HOW CREDIBLE IS MY HAZARD MAP? DISSECTING A PREDICTION PATTERN OF LANDSLIDE SUSCEPTIBILITY
Free (open access)
3 - 19
ANDREA G. FABBRI, CHANG-JO CHUNG
A hazard map is to represent the likelihood of future occurrences of hazardous events. Predicting the future, however, is far from easy and prone to uncertainty, misunderstanding and suspicion. This contribution presents a landslide-susceptibility prediction pattern that resembles a map but is a complex construction resulting from modelling and assumptions imposed on historical data. A mathematical model of spatial relationships, based on fuzzy sets, is applied to a spatial database that was constructed for landslide susceptibility studies in northern Italy. The resulting prediction pattern is dissected into its basic components to bring up the implied elements of spatial characterization, relevance of thematic input, assumptions in models and data, and visualization/interpretation of predicted scores. By the term prediction pattern we indicate the result of the classification of the study area into levels of relative susceptibility. Of particular relevance within the study area is the uncertainty associated with the scores, i.e., the ranks that classify the zones that are relatively more susceptible. Such a dissection is to lead to a confirmation of the credibility of the prediction pattern (hazard map?) based on the confidence gained by the comprehension of all elements integrated and assumptions made in its construction.

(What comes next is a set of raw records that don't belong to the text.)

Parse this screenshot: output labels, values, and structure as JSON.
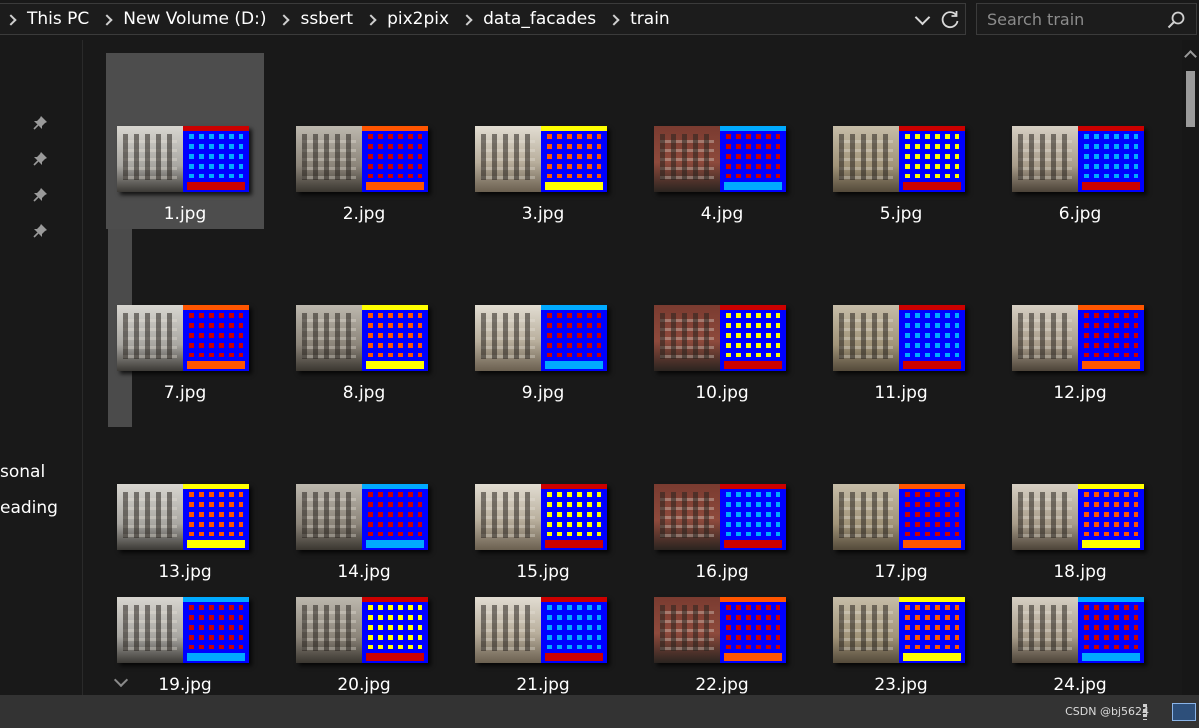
{
  "address_bar": {
    "breadcrumbs": [
      "This PC",
      "New Volume (D:)",
      "ssbert",
      "pix2pix",
      "data_facades",
      "train"
    ]
  },
  "search": {
    "placeholder": "Search train"
  },
  "nav_pane": {
    "visible_items": [
      "sonal",
      "eading"
    ]
  },
  "files": [
    {
      "name": "1.jpg",
      "selected": true
    },
    {
      "name": "2.jpg"
    },
    {
      "name": "3.jpg"
    },
    {
      "name": "4.jpg"
    },
    {
      "name": "5.jpg"
    },
    {
      "name": "6.jpg"
    },
    {
      "name": "7.jpg"
    },
    {
      "name": "8.jpg"
    },
    {
      "name": "9.jpg"
    },
    {
      "name": "10.jpg"
    },
    {
      "name": "11.jpg"
    },
    {
      "name": "12.jpg"
    },
    {
      "name": "13.jpg"
    },
    {
      "name": "14.jpg"
    },
    {
      "name": "15.jpg"
    },
    {
      "name": "16.jpg"
    },
    {
      "name": "17.jpg"
    },
    {
      "name": "18.jpg"
    },
    {
      "name": "19.jpg"
    },
    {
      "name": "20.jpg"
    },
    {
      "name": "21.jpg"
    },
    {
      "name": "22.jpg"
    },
    {
      "name": "23.jpg"
    },
    {
      "name": "24.jpg"
    }
  ],
  "status_bar": {
    "watermark": "CSDN @bj5624"
  },
  "colors": {
    "background": "#191919",
    "selection": "#4d4d4d",
    "label_blue": "#0000ff",
    "label_red": "#cc0000",
    "label_orange": "#ff5500",
    "label_yellow": "#ffff00",
    "label_cyan": "#00aaff"
  }
}
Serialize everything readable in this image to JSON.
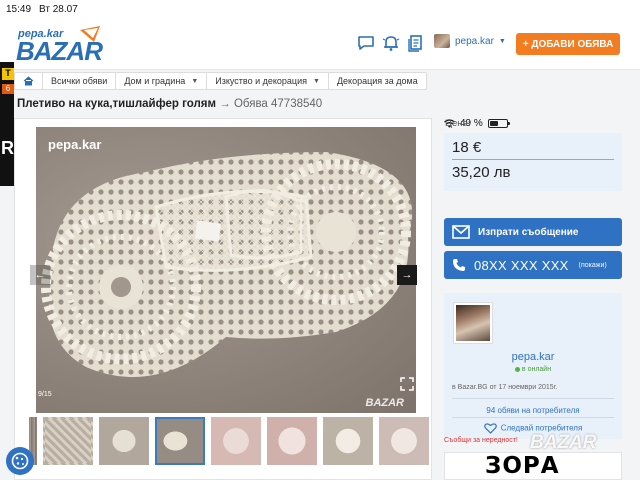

prediction pattern, landslide susceptibility, hazard map, uncertainty of ranks, modelling assumptions